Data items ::

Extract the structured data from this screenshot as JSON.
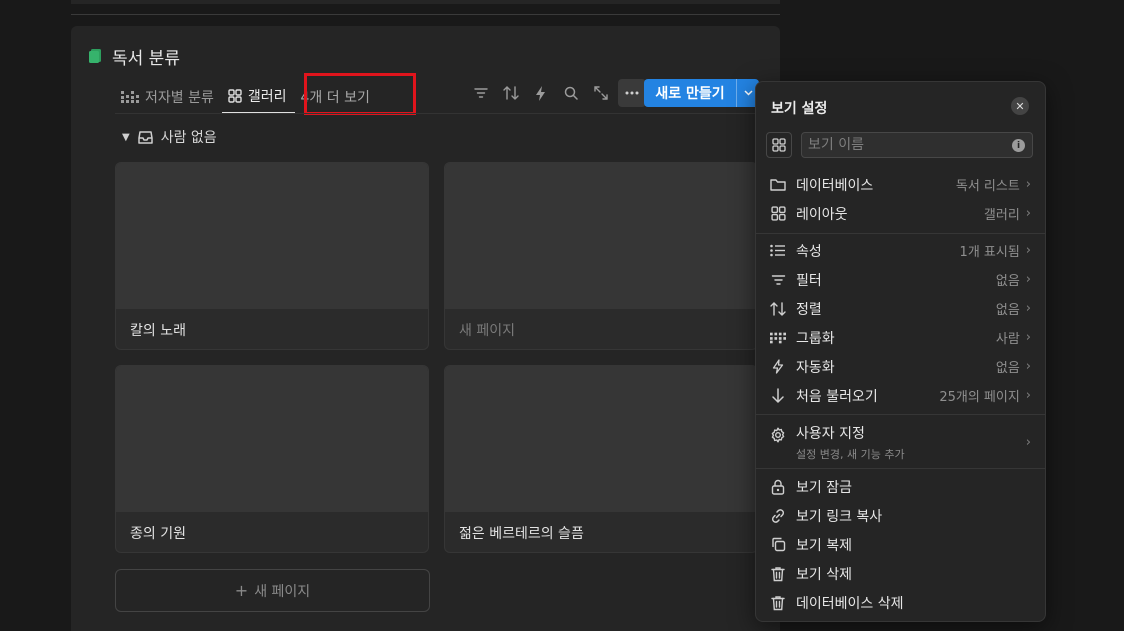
{
  "database": {
    "title": "독서 분류",
    "tabs": [
      {
        "label": "저자별 분류",
        "icon": "board-icon",
        "active": false
      },
      {
        "label": "갤러리",
        "icon": "gallery-icon",
        "active": true
      }
    ],
    "more_tabs": "4개 더 보기",
    "new_button": "새로 만들기",
    "group_label": "사람 없음",
    "cards": [
      "칼의 노래",
      "새 페이지",
      "종의 기원",
      "젊은 베르테르의 슬픔"
    ],
    "new_page": "새 페이지"
  },
  "settings": {
    "title": "보기 설정",
    "name_placeholder": "보기 이름",
    "rows": [
      {
        "label": "데이터베이스",
        "value": "독서 리스트"
      },
      {
        "label": "레이아웃",
        "value": "갤러리"
      },
      {
        "label": "속성",
        "value": "1개 표시됨"
      },
      {
        "label": "필터",
        "value": "없음"
      },
      {
        "label": "정렬",
        "value": "없음"
      },
      {
        "label": "그룹화",
        "value": "사람"
      },
      {
        "label": "자동화",
        "value": "없음"
      },
      {
        "label": "처음 불러오기",
        "value": "25개의 페이지"
      }
    ],
    "custom": {
      "label": "사용자 지정",
      "sub": "설정 변경, 새 기능 추가"
    },
    "actions": [
      "보기 잠금",
      "보기 링크 복사",
      "보기 복제",
      "보기 삭제",
      "데이터베이스 삭제"
    ]
  },
  "colors": {
    "accent": "#2383e2",
    "highlight": "#e0141c",
    "book_icon": "#2d9f5e"
  }
}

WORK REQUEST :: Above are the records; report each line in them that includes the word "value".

WRITTEN ANSWER ::
        "value": "독서 리스트"
        "value": "갤러리"
        "value": "1개 표시됨"
        "value": "없음"
        "value": "없음"
        "value": "사람"
        "value": "없음"
        "value": "25개의 페이지"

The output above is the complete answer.